** INFORMATION GIVEN follows **
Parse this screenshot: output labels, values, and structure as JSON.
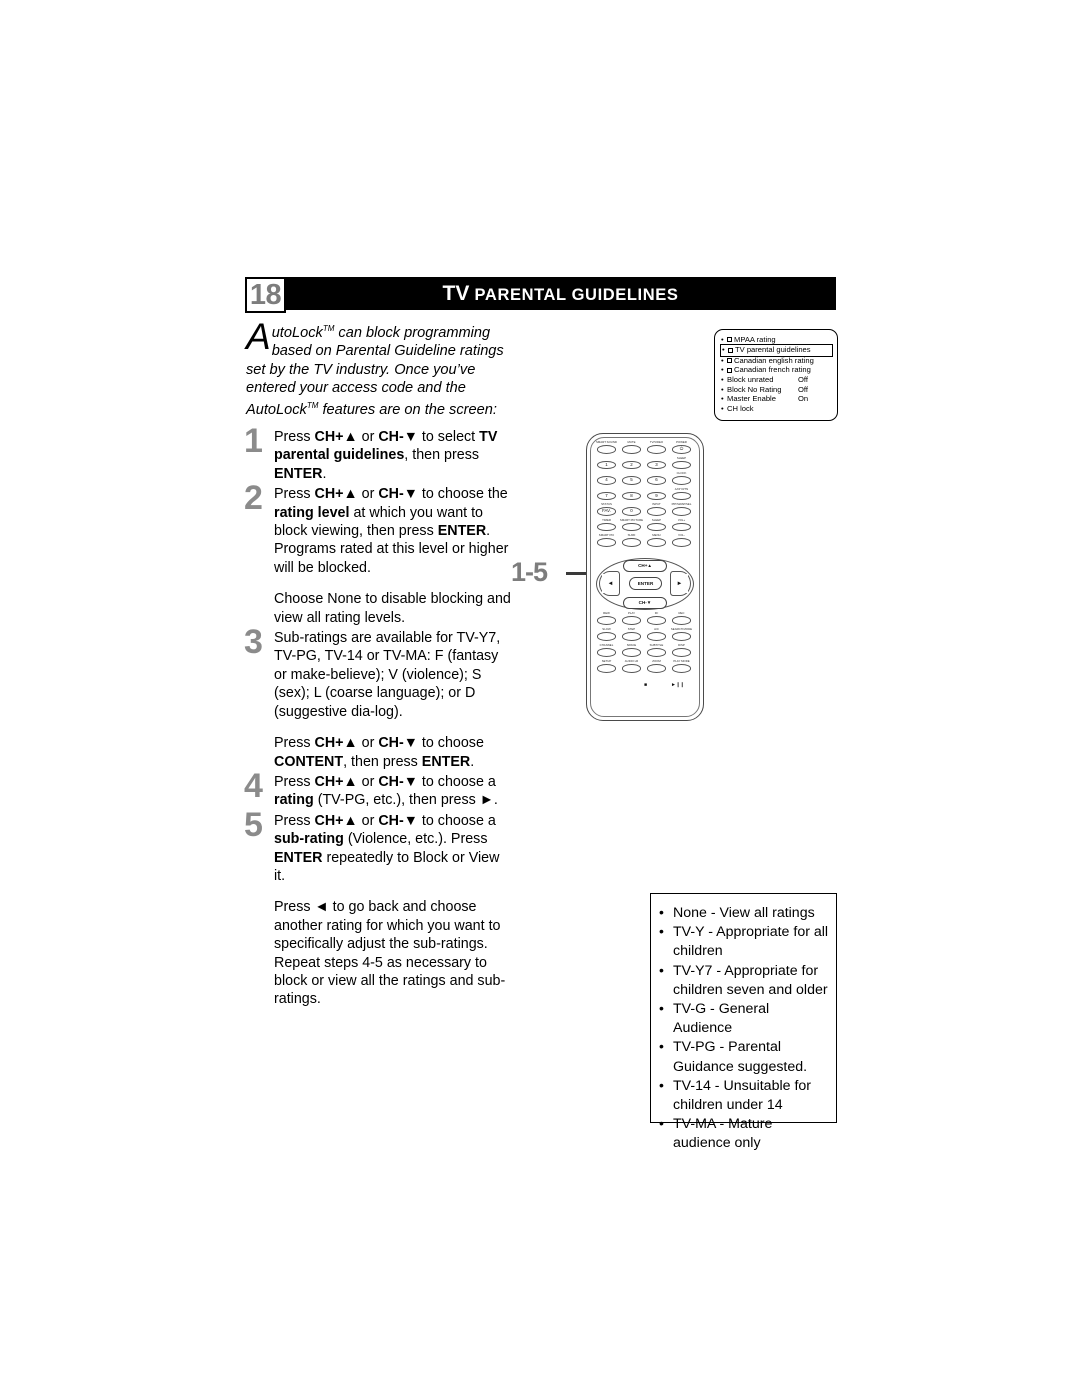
{
  "header": {
    "page_number": "18",
    "title_lead": "TV",
    "title_rest": "PARENTAL GUIDELINES"
  },
  "intro": {
    "dropcap": "A",
    "line1": "utoLock",
    "tm1": "TM",
    "line1_rest": " can block programming",
    "line2": "based on Parental Guideline ratings set",
    "line3": "by the TV industry.",
    "line4": "Once you’ve entered your access code",
    "line5a": "and the AutoLock",
    "tm2": "TM",
    "line5b": " features are on the",
    "line6": "screen:"
  },
  "osd": {
    "rows": [
      {
        "label": "MPAA rating",
        "checkbox": true,
        "value": "",
        "selected": false
      },
      {
        "label": "TV parental guidelines",
        "checkbox": true,
        "value": "",
        "selected": true
      },
      {
        "label": "Canadian english rating",
        "checkbox": true,
        "value": "",
        "selected": false
      },
      {
        "label": "Canadian french rating",
        "checkbox": true,
        "value": "",
        "selected": false
      },
      {
        "label": "Block unrated",
        "checkbox": false,
        "value": "Off",
        "selected": false
      },
      {
        "label": "Block No Rating",
        "checkbox": false,
        "value": "Off",
        "selected": false
      },
      {
        "label": "Master Enable",
        "checkbox": false,
        "value": "On",
        "selected": false
      },
      {
        "label": "CH lock",
        "checkbox": false,
        "value": "",
        "selected": false
      }
    ]
  },
  "steps": [
    {
      "num": "1",
      "paras": [
        [
          {
            "t": "Press ",
            "b": false
          },
          {
            "t": "CH+▲",
            "b": true
          },
          {
            "t": " or ",
            "b": false
          },
          {
            "t": "CH-▼",
            "b": true
          },
          {
            "t": " to select ",
            "b": false
          },
          {
            "t": "TV parental guidelines",
            "b": true
          },
          {
            "t": ", then press ",
            "b": false
          },
          {
            "t": "ENTER",
            "b": true
          },
          {
            "t": ".",
            "b": false
          }
        ]
      ]
    },
    {
      "num": "2",
      "paras": [
        [
          {
            "t": "Press ",
            "b": false
          },
          {
            "t": "CH+▲",
            "b": true
          },
          {
            "t": " or ",
            "b": false
          },
          {
            "t": "CH-▼",
            "b": true
          },
          {
            "t": " to choose the ",
            "b": false
          },
          {
            "t": "rating level",
            "b": true
          },
          {
            "t": " at which you want to block viewing, then press ",
            "b": false
          },
          {
            "t": "ENTER",
            "b": true
          },
          {
            "t": ". Programs rated at this level or higher will be blocked.",
            "b": false
          }
        ],
        [
          {
            "t": "Choose None to disable blocking and view all rating levels.",
            "b": false
          }
        ]
      ]
    },
    {
      "num": "3",
      "paras": [
        [
          {
            "t": "Sub-ratings are available for TV-Y7, TV-PG, TV-14 or TV-MA: F (fantasy or make-believe); V (violence); S (sex); L (coarse language); or D (suggestive dia-log).",
            "b": false
          }
        ],
        [
          {
            "t": "Press ",
            "b": false
          },
          {
            "t": "CH+▲",
            "b": true
          },
          {
            "t": " or ",
            "b": false
          },
          {
            "t": "CH-▼",
            "b": true
          },
          {
            "t": " to choose ",
            "b": false
          },
          {
            "t": "CONTENT",
            "b": true
          },
          {
            "t": ", then press ",
            "b": false
          },
          {
            "t": "ENTER",
            "b": true
          },
          {
            "t": ".",
            "b": false
          }
        ]
      ]
    },
    {
      "num": "4",
      "paras": [
        [
          {
            "t": "Press ",
            "b": false
          },
          {
            "t": "CH+▲",
            "b": true
          },
          {
            "t": " or ",
            "b": false
          },
          {
            "t": "CH-▼",
            "b": true
          },
          {
            "t": " to choose a ",
            "b": false
          },
          {
            "t": "rating",
            "b": true
          },
          {
            "t": " (TV-PG, etc.), then press ►.",
            "b": false
          }
        ]
      ]
    },
    {
      "num": "5",
      "paras": [
        [
          {
            "t": "Press ",
            "b": false
          },
          {
            "t": "CH+▲",
            "b": true
          },
          {
            "t": " or ",
            "b": false
          },
          {
            "t": "CH-▼",
            "b": true
          },
          {
            "t": " to choose a ",
            "b": false
          },
          {
            "t": "sub-rating",
            "b": true
          },
          {
            "t": " (Violence, etc.). Press ",
            "b": false
          },
          {
            "t": "ENTER",
            "b": true
          },
          {
            "t": " repeatedly to Block or View it.",
            "b": false
          }
        ],
        [
          {
            "t": "Press ◄ to go back and choose another rating for which you want to specifically adjust the sub-ratings. Repeat steps 4-5 as necessary to block or view all the ratings and sub-ratings.",
            "b": false
          }
        ]
      ]
    }
  ],
  "callout": {
    "label": "1-5"
  },
  "remote": {
    "nav": {
      "up": "CH+▲",
      "down": "CH-▼",
      "enter": "ENTER",
      "left": "◄",
      "right": "►"
    },
    "top_rows": [
      [
        {
          "label": "SMART SOUND",
          "text": ""
        },
        {
          "label": "MUTE",
          "text": ""
        },
        {
          "label": "TV/VIDEO",
          "text": ""
        },
        {
          "label": "POWER",
          "text": "⏻"
        }
      ],
      [
        {
          "label": "",
          "text": "1"
        },
        {
          "label": "",
          "text": "2"
        },
        {
          "label": "",
          "text": "3"
        },
        {
          "label": "SLEEP",
          "text": ""
        }
      ],
      [
        {
          "label": "",
          "text": "4"
        },
        {
          "label": "",
          "text": "5"
        },
        {
          "label": "",
          "text": "6"
        },
        {
          "label": "CLOCK",
          "text": ""
        }
      ],
      [
        {
          "label": "",
          "text": "7"
        },
        {
          "label": "",
          "text": "8"
        },
        {
          "label": "",
          "text": "9"
        },
        {
          "label": "A/CH RTN",
          "text": ""
        }
      ],
      [
        {
          "label": "STATUS",
          "text": "FAV."
        },
        {
          "label": "",
          "text": "0"
        },
        {
          "label": "INPUT",
          "text": ""
        },
        {
          "label": "PIP/SWAP/SEL",
          "text": ""
        }
      ],
      [
        {
          "label": "TIMER",
          "text": ""
        },
        {
          "label": "SMART PICTURE",
          "text": ""
        },
        {
          "label": "SLEEP",
          "text": ""
        },
        {
          "label": "VOL+",
          "text": ""
        }
      ],
      [
        {
          "label": "SMART PIC",
          "text": ""
        },
        {
          "label": "SURF",
          "text": ""
        },
        {
          "label": "MENU",
          "text": ""
        },
        {
          "label": "VOL-",
          "text": ""
        }
      ]
    ],
    "bottom_rows": [
      [
        {
          "label": "REW"
        },
        {
          "label": "PLAY"
        },
        {
          "label": "FF"
        },
        {
          "label": "REC"
        }
      ],
      [
        {
          "label": "SLOW"
        },
        {
          "label": "STEP"
        },
        {
          "label": "A/C"
        },
        {
          "label": "SEARCH MODE"
        }
      ],
      [
        {
          "label": "CHANNEL"
        },
        {
          "label": "SPACE"
        },
        {
          "label": "SUBTITLE"
        },
        {
          "label": "DISP"
        }
      ],
      [
        {
          "label": "SETUP"
        },
        {
          "label": "AUDIO LR"
        },
        {
          "label": "ZOOM"
        },
        {
          "label": "PLAY MODE"
        }
      ]
    ],
    "transport": {
      "stop": "■",
      "play_pause": "►❙❙"
    }
  },
  "ratings_box": {
    "items": [
      "None - View all ratings",
      "TV-Y - Appropriate for all children",
      "TV-Y7 - Appropriate for children seven and older",
      "TV-G - General Audience",
      "TV-PG - Parental Guidance suggested.",
      "TV-14 - Unsuitable for children under 14",
      "TV-MA - Mature audience only"
    ]
  }
}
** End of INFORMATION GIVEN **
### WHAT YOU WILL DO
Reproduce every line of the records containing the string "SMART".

### COMPLETED TASK
          "label": "SMART SOUND",
          "label": "SMART PICTURE",
          "label": "SMART PIC",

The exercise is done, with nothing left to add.